_WORK INSTRUCTION_
Where an image occurs, skip it and print the rest of the records verbatim.

[Data items]
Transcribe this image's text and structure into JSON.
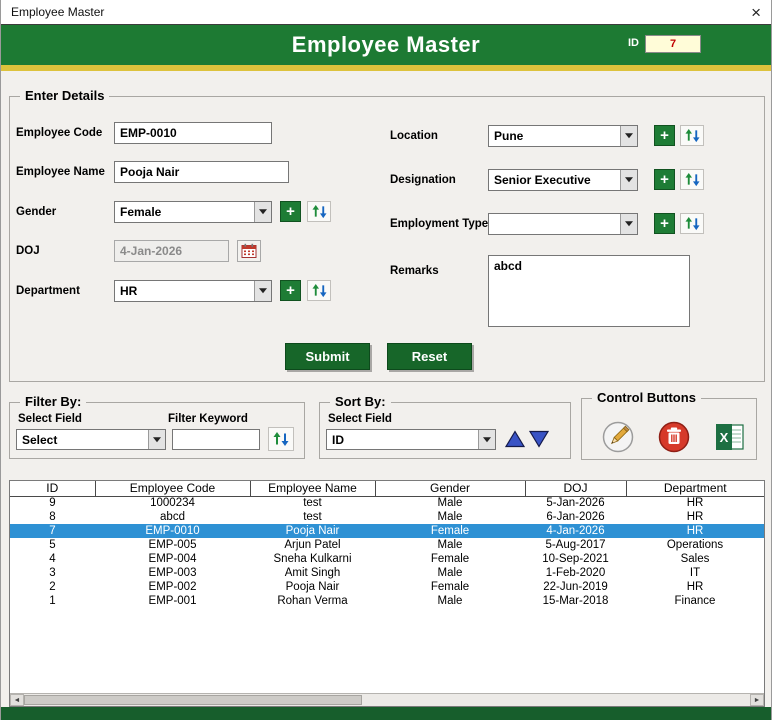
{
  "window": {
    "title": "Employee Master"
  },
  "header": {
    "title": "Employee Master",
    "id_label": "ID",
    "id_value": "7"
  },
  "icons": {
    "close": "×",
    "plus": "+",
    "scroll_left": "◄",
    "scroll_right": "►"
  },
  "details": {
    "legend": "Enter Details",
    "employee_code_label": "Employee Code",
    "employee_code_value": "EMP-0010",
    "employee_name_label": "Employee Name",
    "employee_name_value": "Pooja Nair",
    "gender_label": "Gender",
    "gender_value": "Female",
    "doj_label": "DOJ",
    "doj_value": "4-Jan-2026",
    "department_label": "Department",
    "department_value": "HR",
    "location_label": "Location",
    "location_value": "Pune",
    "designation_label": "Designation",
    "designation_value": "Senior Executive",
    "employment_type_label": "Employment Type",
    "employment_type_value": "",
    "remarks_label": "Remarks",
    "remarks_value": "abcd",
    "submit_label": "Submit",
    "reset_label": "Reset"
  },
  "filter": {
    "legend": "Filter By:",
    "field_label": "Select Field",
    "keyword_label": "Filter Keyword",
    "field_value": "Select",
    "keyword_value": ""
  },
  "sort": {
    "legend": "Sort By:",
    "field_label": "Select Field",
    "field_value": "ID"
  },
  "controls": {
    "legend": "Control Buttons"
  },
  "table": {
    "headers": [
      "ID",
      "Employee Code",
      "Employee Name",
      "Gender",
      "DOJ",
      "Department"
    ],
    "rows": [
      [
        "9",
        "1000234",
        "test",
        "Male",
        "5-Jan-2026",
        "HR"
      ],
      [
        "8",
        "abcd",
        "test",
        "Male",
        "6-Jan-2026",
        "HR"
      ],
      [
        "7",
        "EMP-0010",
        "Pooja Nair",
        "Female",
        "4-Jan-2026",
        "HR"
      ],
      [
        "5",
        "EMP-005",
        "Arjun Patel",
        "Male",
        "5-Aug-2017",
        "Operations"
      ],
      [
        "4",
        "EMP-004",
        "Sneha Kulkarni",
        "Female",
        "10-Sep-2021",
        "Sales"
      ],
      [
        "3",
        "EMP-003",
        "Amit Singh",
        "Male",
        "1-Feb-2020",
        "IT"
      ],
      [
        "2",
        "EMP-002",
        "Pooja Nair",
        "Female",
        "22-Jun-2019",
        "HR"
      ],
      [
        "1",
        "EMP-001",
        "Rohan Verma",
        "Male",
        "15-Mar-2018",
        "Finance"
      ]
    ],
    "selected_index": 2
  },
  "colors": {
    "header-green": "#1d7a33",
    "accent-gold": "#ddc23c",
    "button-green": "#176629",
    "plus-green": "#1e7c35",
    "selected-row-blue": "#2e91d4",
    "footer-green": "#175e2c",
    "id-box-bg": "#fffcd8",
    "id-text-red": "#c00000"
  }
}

_OUTPUT BELOW_
Transcribe this image's text and structure into JSON.
{
  "window": {
    "title": "Employee Master"
  },
  "header": {
    "title": "Employee Master",
    "id_label": "ID",
    "id_value": "7"
  },
  "icons": {
    "close": "×",
    "plus": "+",
    "scroll_left": "◄",
    "scroll_right": "►"
  },
  "details": {
    "legend": "Enter Details",
    "employee_code_label": "Employee Code",
    "employee_code_value": "EMP-0010",
    "employee_name_label": "Employee Name",
    "employee_name_value": "Pooja Nair",
    "gender_label": "Gender",
    "gender_value": "Female",
    "doj_label": "DOJ",
    "doj_value": "4-Jan-2026",
    "department_label": "Department",
    "department_value": "HR",
    "location_label": "Location",
    "location_value": "Pune",
    "designation_label": "Designation",
    "designation_value": "Senior Executive",
    "employment_type_label": "Employment Type",
    "employment_type_value": "",
    "remarks_label": "Remarks",
    "remarks_value": "abcd",
    "submit_label": "Submit",
    "reset_label": "Reset"
  },
  "filter": {
    "legend": "Filter By:",
    "field_label": "Select Field",
    "keyword_label": "Filter Keyword",
    "field_value": "Select",
    "keyword_value": ""
  },
  "sort": {
    "legend": "Sort By:",
    "field_label": "Select Field",
    "field_value": "ID"
  },
  "controls": {
    "legend": "Control Buttons"
  },
  "table": {
    "headers": [
      "ID",
      "Employee Code",
      "Employee Name",
      "Gender",
      "DOJ",
      "Department"
    ],
    "rows": [
      [
        "9",
        "1000234",
        "test",
        "Male",
        "5-Jan-2026",
        "HR"
      ],
      [
        "8",
        "abcd",
        "test",
        "Male",
        "6-Jan-2026",
        "HR"
      ],
      [
        "7",
        "EMP-0010",
        "Pooja Nair",
        "Female",
        "4-Jan-2026",
        "HR"
      ],
      [
        "5",
        "EMP-005",
        "Arjun Patel",
        "Male",
        "5-Aug-2017",
        "Operations"
      ],
      [
        "4",
        "EMP-004",
        "Sneha Kulkarni",
        "Female",
        "10-Sep-2021",
        "Sales"
      ],
      [
        "3",
        "EMP-003",
        "Amit Singh",
        "Male",
        "1-Feb-2020",
        "IT"
      ],
      [
        "2",
        "EMP-002",
        "Pooja Nair",
        "Female",
        "22-Jun-2019",
        "HR"
      ],
      [
        "1",
        "EMP-001",
        "Rohan Verma",
        "Male",
        "15-Mar-2018",
        "Finance"
      ]
    ],
    "selected_index": 2
  },
  "colors": {
    "header-green": "#1d7a33",
    "accent-gold": "#ddc23c",
    "button-green": "#176629",
    "plus-green": "#1e7c35",
    "selected-row-blue": "#2e91d4",
    "footer-green": "#175e2c",
    "id-box-bg": "#fffcd8",
    "id-text-red": "#c00000"
  }
}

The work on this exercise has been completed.